Playing nice in the sandbox

The adoption of a "regulatory sandbox" – a mechanism for developing regulation that keeps up with innovation – was also highlighted in the Treasury's report.

In 2015, the U.K. was among the first nations to roll out a regulatory sandbox, focusing first on fintech services. U.K. companies can now apply to the U.K. Financial Conduct Authority (FCA) to test technologies, such as blockchain services, in the sandbox.

Last year, Arizona's Attorney General submitted a legislative proposal to establish a fintech regulatory sandbox for corporations to develop the technology. The legislation – HB 2434 – passed the state House and is now making its way through the Senate.

Many banks, D'Alfanso said, have established innovation labs in which fintech companies can develop new products and services.

"From my perspective, vendors and financial institutions must work more closely with their regulators to help them understand how new technologies can meet customer demands, enhance existing processes and reduce risk," D'Alfanso said. "At the same time, regulators must be more open to engaging with tech suppliers and [financial institutions], providing proactive assessments of how they may interpret the risks associated with a new technology."

The Treasury's recommendations to regulators fell broadly into four categories:
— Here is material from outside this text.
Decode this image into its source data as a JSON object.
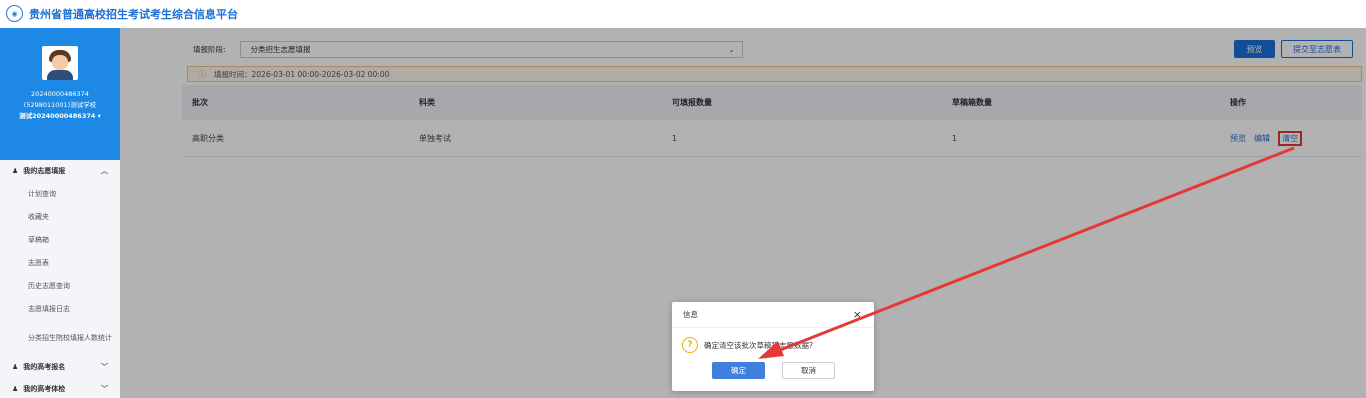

  • Adapting regulatory approaches to changes in the aggregation, sharing, and use of consumer financial data, and to support the development of key competitive technologies;
  • Aligning the regulatory framework to combat unnecessary regulatory fragmentation, and account for new business models enabled by financial technologies;
  • Updating activity-specific regulations across a range of products and services offered by non-bank financial institutions, many of which have become outdated in light of technological advances;
  • And advocating an approach to regulation that enables responsible experimentation in the financial sector, improves regulatory agility, and advances American interests abroad.

Financial technologies have enabled financial services firms to gain efficiencies and lower regulatory compliance costs that followed new regulations put in place after  the financial crisis of 2007 and 2008.

Startups and other tech-based firms are now competing or partnering with traditional software and service providers in nearly every aspect of the financial services industry as the proliferation of mobile devices and apps – and the expansion of information flow – have broken down barriers to entry, the report said.

"The increasing scale of technology-enabled competitors and the corresponding threat of disruption has raised the stakes for existing firms to innovate more rapidly and pursue dynamic and adaptive strategies," the report said. "As a result, mature firms have launched platforms aimed at reclaiming market share through alternative delivery systems and at lower costs than they were previously able to provide."